Touring Brooklyn (& beyond) since 2000: on foot, public transit, vehicles
*About Your Guide
*Private Tours/Rates
*Contact Me
Brooklyn 101 tour
Brooklyn 202 tour
Brooklyn by Bus/Vehicle
Ft. Greene & Clinton Hill
DUMBO (& more) tour
Williamsburg tours
Greenpoint tour
Bushwick+E. Williamsburg
Coney Island (& Brighton)
Victorian Flatbush/Ditmas
Bedford-Stuyvesant tour
Sunset Park tour
Cob. Hill/Carroll Gardens
Brooklyn Heights & Bridge
Crown Heights Tour
Park Slope (& more) tours
Lower East Side tour
Atlantic Yards/Pac. Park
Bay Ridge Tour
Dyker Heights Xmas Lights
Brooklyn Jewish tours
Only in Brooklyn: Photos
Moving to/Studying in BK
JFK/Cruise/Hotel layover
Ice cream/Dessert/Food tours
Brooklyn Maps, Books, etc
Queens: LIC, Court Square
Brooklyn Maps, Books, Films, Web Sites & More

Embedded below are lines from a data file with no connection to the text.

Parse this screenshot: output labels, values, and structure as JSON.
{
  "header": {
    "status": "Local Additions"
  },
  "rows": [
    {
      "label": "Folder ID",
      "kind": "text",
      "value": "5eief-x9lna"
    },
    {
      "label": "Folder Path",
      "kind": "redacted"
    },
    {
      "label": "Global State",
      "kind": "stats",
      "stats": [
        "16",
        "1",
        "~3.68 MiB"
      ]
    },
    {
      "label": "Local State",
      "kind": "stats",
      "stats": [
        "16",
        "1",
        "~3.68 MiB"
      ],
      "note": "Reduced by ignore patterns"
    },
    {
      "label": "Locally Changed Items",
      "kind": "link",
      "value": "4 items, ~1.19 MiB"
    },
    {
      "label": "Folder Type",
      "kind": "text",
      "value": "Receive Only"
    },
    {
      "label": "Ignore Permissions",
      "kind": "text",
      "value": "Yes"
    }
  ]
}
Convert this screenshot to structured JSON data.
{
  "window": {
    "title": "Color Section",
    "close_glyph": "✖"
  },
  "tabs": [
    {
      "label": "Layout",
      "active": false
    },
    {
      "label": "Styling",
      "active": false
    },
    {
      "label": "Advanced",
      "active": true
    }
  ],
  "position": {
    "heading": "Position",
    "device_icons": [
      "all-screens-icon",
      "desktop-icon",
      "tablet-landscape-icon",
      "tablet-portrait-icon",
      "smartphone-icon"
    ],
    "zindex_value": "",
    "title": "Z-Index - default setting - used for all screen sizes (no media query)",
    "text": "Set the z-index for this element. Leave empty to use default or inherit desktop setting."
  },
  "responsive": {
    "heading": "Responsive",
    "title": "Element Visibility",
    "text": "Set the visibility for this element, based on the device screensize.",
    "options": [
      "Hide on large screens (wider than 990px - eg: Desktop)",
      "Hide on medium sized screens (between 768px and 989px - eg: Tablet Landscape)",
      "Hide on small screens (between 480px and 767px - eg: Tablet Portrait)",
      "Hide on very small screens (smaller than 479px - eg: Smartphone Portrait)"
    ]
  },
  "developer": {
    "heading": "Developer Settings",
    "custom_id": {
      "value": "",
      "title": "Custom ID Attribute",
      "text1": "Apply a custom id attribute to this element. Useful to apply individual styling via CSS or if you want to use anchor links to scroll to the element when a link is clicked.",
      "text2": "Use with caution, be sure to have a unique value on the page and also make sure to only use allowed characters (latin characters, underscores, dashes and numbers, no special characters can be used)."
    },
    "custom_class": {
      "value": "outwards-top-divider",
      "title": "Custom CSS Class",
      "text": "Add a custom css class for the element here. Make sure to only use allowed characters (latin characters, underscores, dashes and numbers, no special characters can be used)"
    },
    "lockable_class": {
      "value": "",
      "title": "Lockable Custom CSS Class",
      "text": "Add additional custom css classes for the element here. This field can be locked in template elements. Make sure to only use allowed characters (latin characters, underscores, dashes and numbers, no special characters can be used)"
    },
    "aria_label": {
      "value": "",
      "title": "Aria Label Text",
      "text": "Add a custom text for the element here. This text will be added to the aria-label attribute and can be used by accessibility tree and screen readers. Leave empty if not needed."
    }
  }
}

Please keep in mind that Brooklyn is a large area (73 square miles) and most of my repertoire of neighborhood tours are in the north and western segments of the borough (with the exception of Coney Island/Brighton Beach, Dyker Heights, Victorian Flatbush, Sunset Park, and Borough Park).

I've gone all over the borough for private tours and am always happy to explore further.

Below is a map from Wikimedia. From the north, see Greenpoint and then Williamsburg, and below the Brooklyn-Queens Expressway Fort Greene and Clinton Hill. From Prospect Park, Park Slope is just to the west, and follow Flatbush Avenue northwest to the edge of Fort Greene and then Downtown Brooklyn. Go west from Downtown Brooklyn to Brooklyn Heights, and north to Fulton Ferry. 

Here's the MTA's New York City subway map. Here's the MTA's Brooklyn bus map (which also tracks the subway).

A History of Brooklyn in 20 Objects, from Brooklyn Magazine. A Wall Street Journal article on "Brooklyn the Brand" and some Brooklyn products that live up to the hype. Are people truly priced out when they leave "Brooklyn"?

Lots of Brooklyn does not qualify as the "Brooklyn" that gets commodified, as this essay explains. A good part of Brooklyn is getting  poorer, even as other parts gentrify fiercely. Here are eight changing neighborhoods. Here's where rents have risen the most. Here's Brooklyn's 1938 redline map. Here's a map of segregation in New York.

Here's a fun one: all the places the New York Times has compared to Brooklyn. Here's a video summarizing how Brooklyn has been portrayed on screen over the years. Here's an article about how some neighborhoods in film have changed. A couple of essays on the "New Brooklyn" in culture.

Films set in Brooklyn, via Wikipedia. A terrific literary map of Brooklyn, from the Brooklyn Public Library. A list of books for many Brooklyn neighborhoods.

Some Brooklyn books:
Literary Brooklyn, by Evan Hughes
The Fortress of Solitude, by Jonathan Lethem
The Great Bridge, by David McCullough
February House, by Sherill Tippins
Prospect Park West, by Amy Sohn
Brooklyn: A State of Mind, edited by Michael Robbins & Wendy Palitz (a bit stale but still fun)

Books set in Brooklyn, a highly idiosyncratic list, via Good Reads. Conde Nast Traveler's 10 Essential Books about Brooklyn.

GQ's gush about Brooklyn food/restaurants ("the coolest city on the planet"), and Josh Ozersky's curmudgeonly response. A nice essay about leaving Brooklyn. Some neat neighborhood flags.

An interesting interview with Eric Demby of the Brooklyn Flea, a locus for the new Brooklyn brand (also see Brooklyn magazine), and an essay by Marilyn Gelber of the Brooklyn Community Foundation of the importance of going "beyond the Brooklyn brand," 

Brownstoner tracks Brooklyn real estate and neighborhood issues; Brooklyn Based offers a "guide to Brooklyn life." Brokelyn knows that Brooklyn need not always be expensive.

Maps below from Center for Urban Research, CUNY Graduate Center

The Brooklyn Green HeatMap, from Rentenna, focusing on street trees, parks, and farmer's markets.

You can move the below map around. It's not centered in Brooklyn at the start.